**Work required:**
If a record holds a picture, drop the picture and return the rest of the record word for word.

**Data supplied:**
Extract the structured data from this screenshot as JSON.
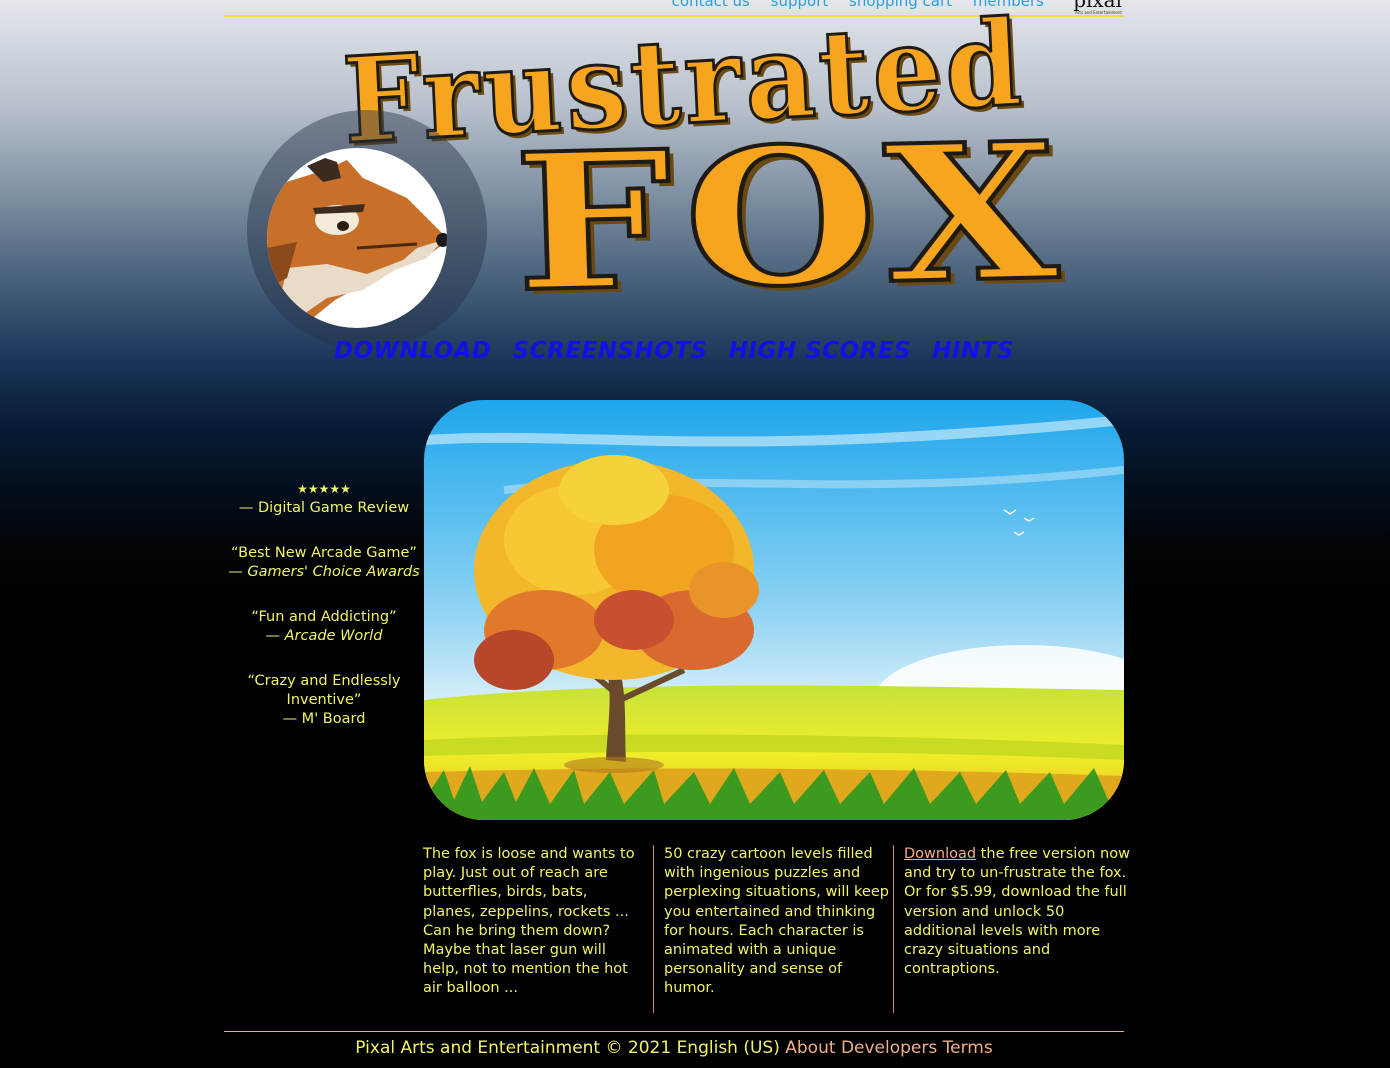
{
  "topnav": {
    "links": [
      "contact us",
      "support",
      "shopping cart",
      "members"
    ],
    "brand": "pixal",
    "brand_tagline": "Arts and Entertainment"
  },
  "logo": {
    "line1": "Frustrated",
    "line2": "FOX",
    "emblem_icon": "fox-head-icon"
  },
  "mainnav": [
    "DOWNLOAD",
    "SCREENSHOTS",
    "HIGH SCORES",
    "HINTS"
  ],
  "hero": {
    "image_icon": "autumn-tree-landscape"
  },
  "quotes": [
    {
      "text": "★★★★★",
      "source": "— Digital Game Review"
    },
    {
      "text": "“Best New Arcade Game”",
      "source_prefix": "— ",
      "source": "Gamers' Choice Awards"
    },
    {
      "text": "“Fun and Addicting”",
      "source_prefix": "— ",
      "source": "Arcade World"
    },
    {
      "text": "“Crazy and Endlessly Inventive”",
      "source": "— M' Board"
    }
  ],
  "columns": {
    "col1": "The fox is loose and wants to play. Just out of reach are butterflies, birds, bats, planes, zeppelins, rockets ... Can he bring them down? Maybe that laser gun will help, not to mention the hot air balloon ...",
    "col2": "50 crazy cartoon levels filled with ingenious puzzles and perplexing situations, will keep you entertained and thinking for hours. Each character is animated with a unique personality and sense of humor.",
    "col3_link": "Download",
    "col3_text": " the free version now and try to un-frustrate the fox. Or for $5.99, download the full version and unlock 50 additional levels with more crazy situations and contraptions."
  },
  "footer": {
    "text": "Pixal Arts and Entertainment © 2021 English (US)",
    "links": [
      "About",
      "Developers",
      "Terms"
    ]
  },
  "colors": {
    "accent_yellow": "#f2f26a",
    "logo_orange": "#f7a51f",
    "nav_blue": "#1111e6",
    "link_salmon": "#f0b088",
    "topnav_blue": "#2aa0d8"
  }
}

**Reply:**
Extract the structured data from this screenshot as JSON.
{
  "topnav": {
    "links": [
      "contact us",
      "support",
      "shopping cart",
      "members"
    ],
    "brand": "pixal",
    "brand_tagline": "Arts and Entertainment"
  },
  "logo": {
    "line1": "Frustrated",
    "line2": "FOX",
    "emblem_icon": "fox-head-icon"
  },
  "mainnav": [
    "DOWNLOAD",
    "SCREENSHOTS",
    "HIGH SCORES",
    "HINTS"
  ],
  "hero": {
    "image_icon": "autumn-tree-landscape"
  },
  "quotes": [
    {
      "text": "★★★★★",
      "source": "— Digital Game Review"
    },
    {
      "text": "“Best New Arcade Game”",
      "source_prefix": "— ",
      "source": "Gamers' Choice Awards"
    },
    {
      "text": "“Fun and Addicting”",
      "source_prefix": "— ",
      "source": "Arcade World"
    },
    {
      "text": "“Crazy and Endlessly Inventive”",
      "source": "— M' Board"
    }
  ],
  "columns": {
    "col1": "The fox is loose and wants to play. Just out of reach are butterflies, birds, bats, planes, zeppelins, rockets ... Can he bring them down? Maybe that laser gun will help, not to mention the hot air balloon ...",
    "col2": "50 crazy cartoon levels filled with ingenious puzzles and perplexing situations, will keep you entertained and thinking for hours. Each character is animated with a unique personality and sense of humor.",
    "col3_link": "Download",
    "col3_text": " the free version now and try to un-frustrate the fox. Or for $5.99, download the full version and unlock 50 additional levels with more crazy situations and contraptions."
  },
  "footer": {
    "text": "Pixal Arts and Entertainment © 2021 English (US)",
    "links": [
      "About",
      "Developers",
      "Terms"
    ]
  },
  "colors": {
    "accent_yellow": "#f2f26a",
    "logo_orange": "#f7a51f",
    "nav_blue": "#1111e6",
    "link_salmon": "#f0b088",
    "topnav_blue": "#2aa0d8"
  }
}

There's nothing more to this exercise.